If life gives you lemons, make lemonade. But how much lemonade can you drink?
On Sunday, Lenny and I went scouting our Kitsuma Peak hike located outside Old Fort. Yes, we had had freezing rain on Friday but it had warmed up nicely–but apparently not enough in Old Fort. Even though our starting altitude was 1,600 feet, the parking area and trail were still icy.
We plodded up the trail for about a half-mile but kept slipping back. Of course, our creepers, Yak-tracks, were still home instead of in our packs, where they should be. We turned around and called it a day.
Tuesday, I was scheduled to scout a hike in Cataloochee with Keith, the intern at Friends of the Smokies, for our classic hikes of the Smokies series.
On Monday evening, he called to say that he had heard that Cataloochee was closed because the road up to the park entrance had suffered a slide. We cancelled the hike. See the picture above taken by Keith Hoffman.
But with the promise of a high of 65 degrees, I was going hiking. With Sawako, an enthusiastic Carolina Mountain Club member, we scouted Kitsuma Peak. The snow had disappeared and the sun was shining.
The hike back on Point Lookout Trail is the most interesting, even if you are walking on a (closed) road. The bends and curves of the Swannanoa tracks through many tunnels are visible. At one point, you can walk up to the tracks. See the picture above.
And I always learn something new.
Sawako took me on a side trail and showed me a lonely grave of a Confederate soldier.

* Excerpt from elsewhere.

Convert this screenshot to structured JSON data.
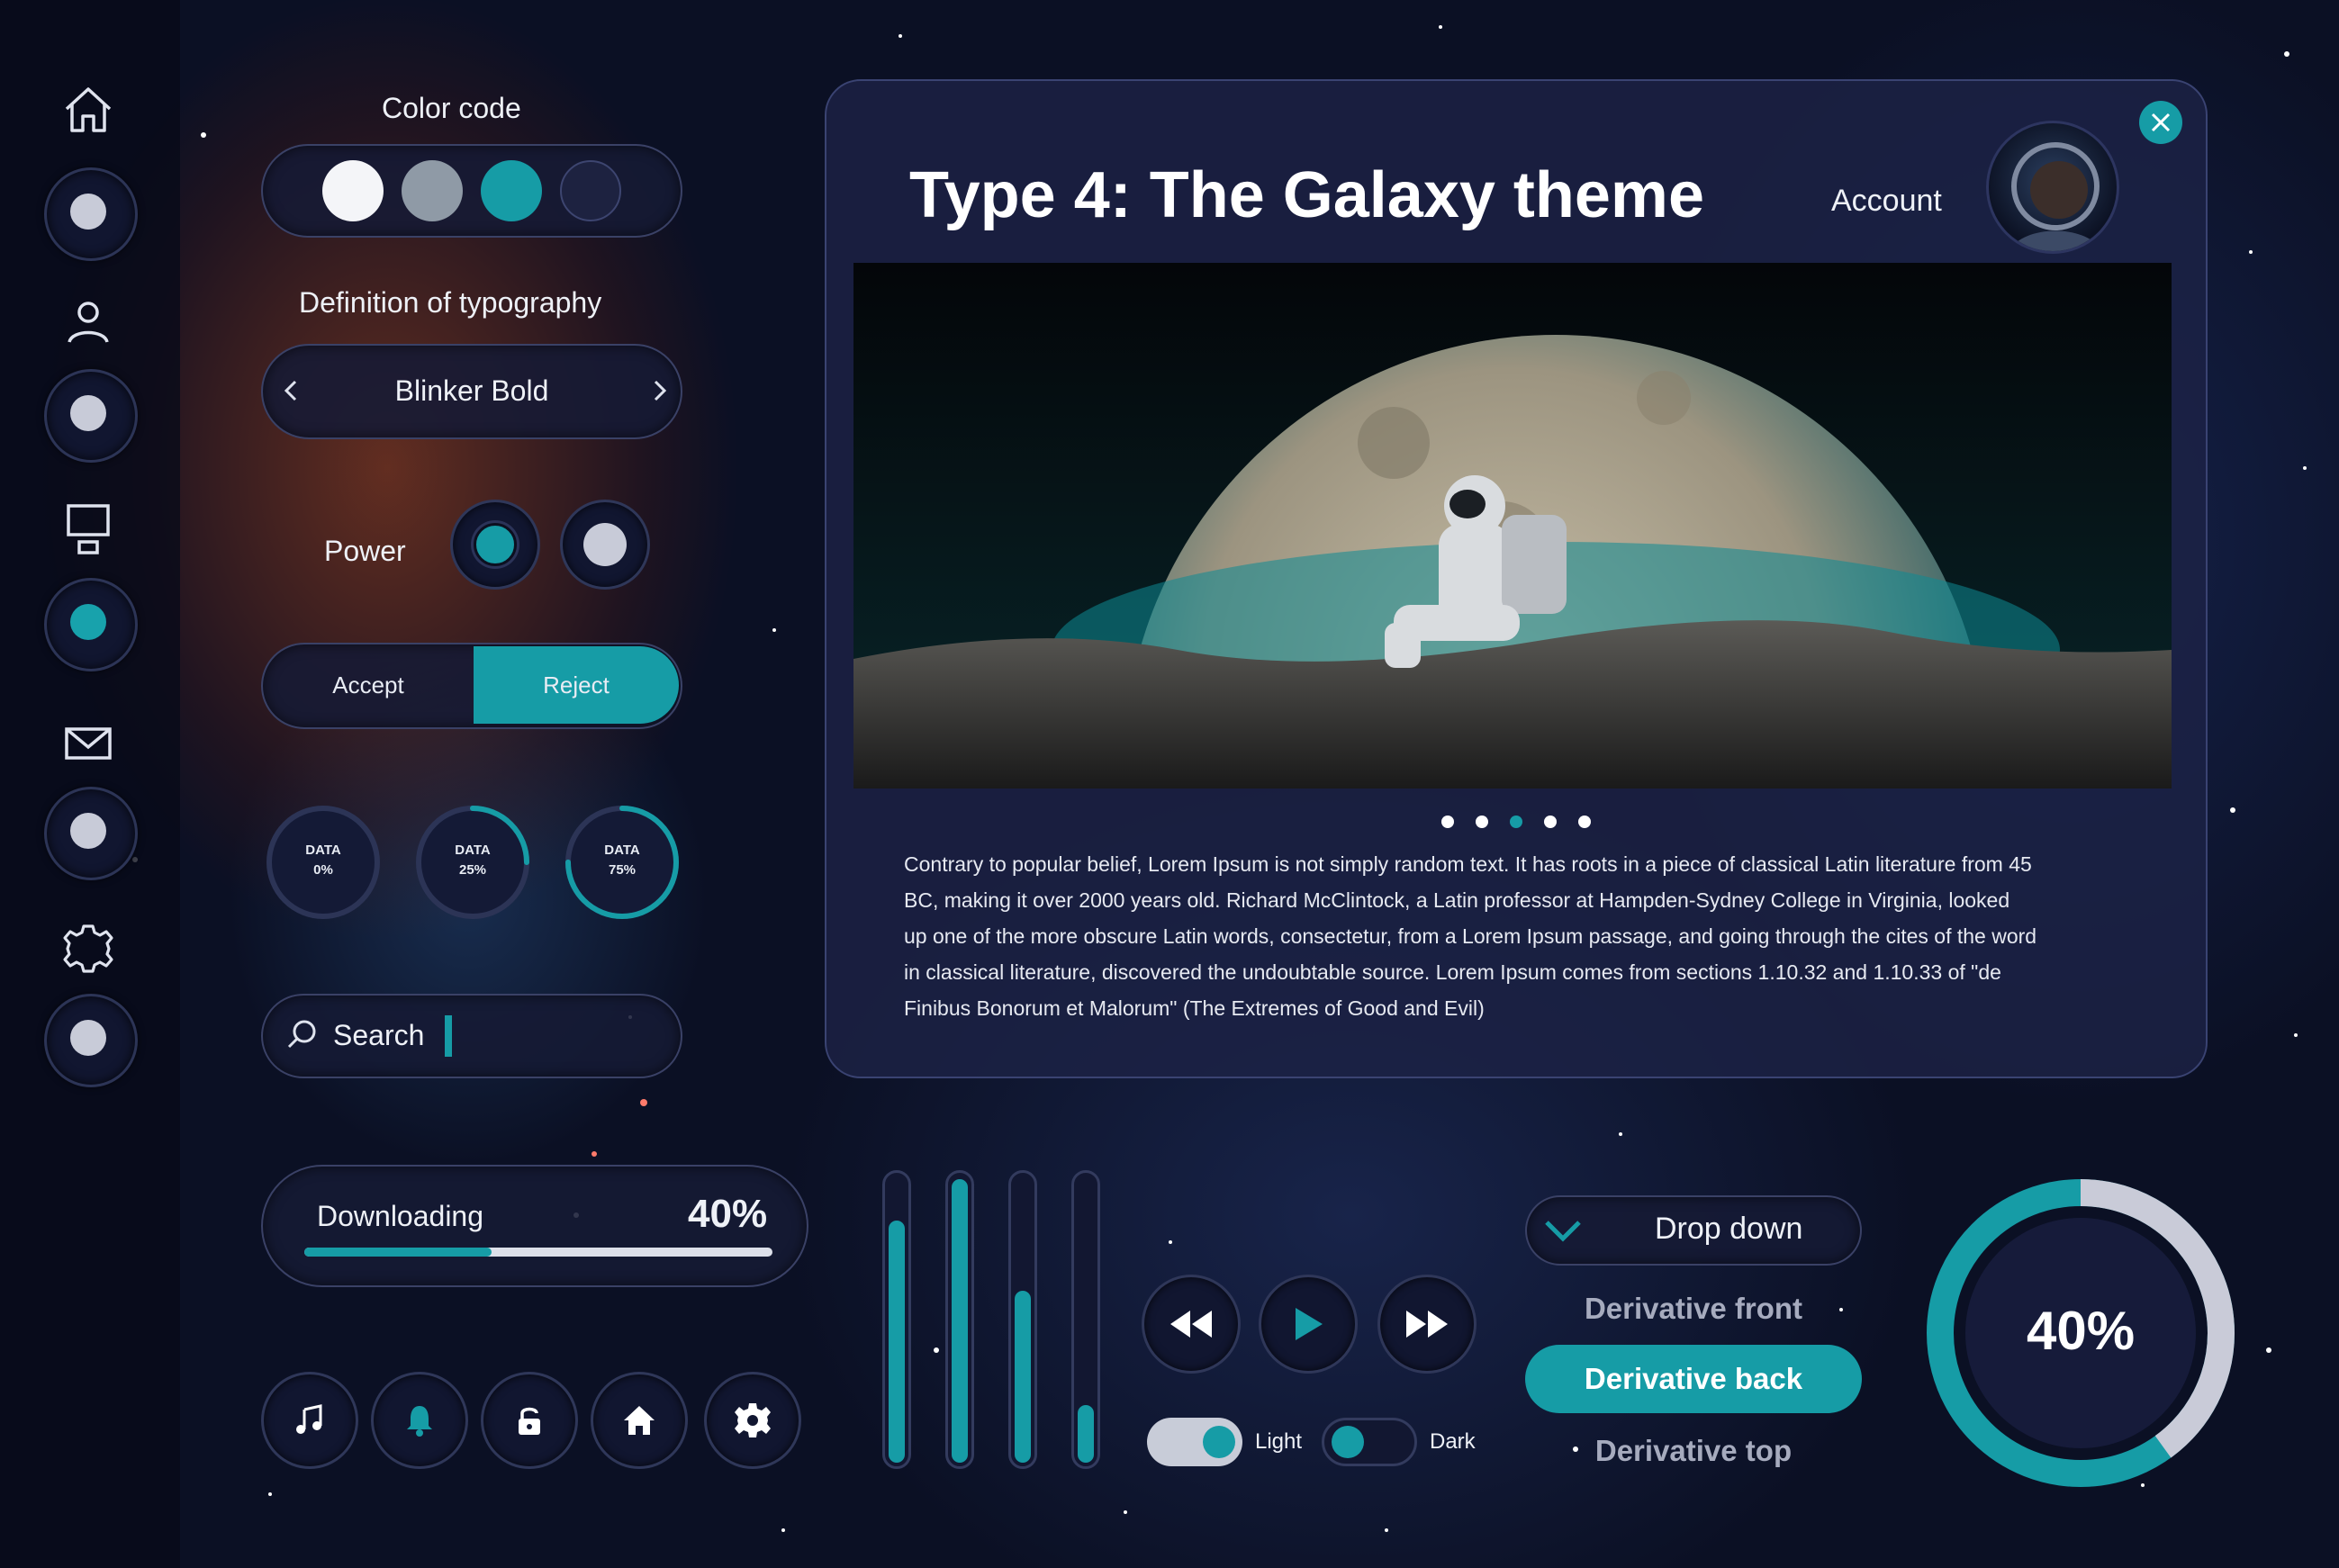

The gravestone looked amaterish.
The circle insignia was not a great circle but I never knew that grave was there.
Now, all I have to do is figure out a hike to lead for our March kick-off hike.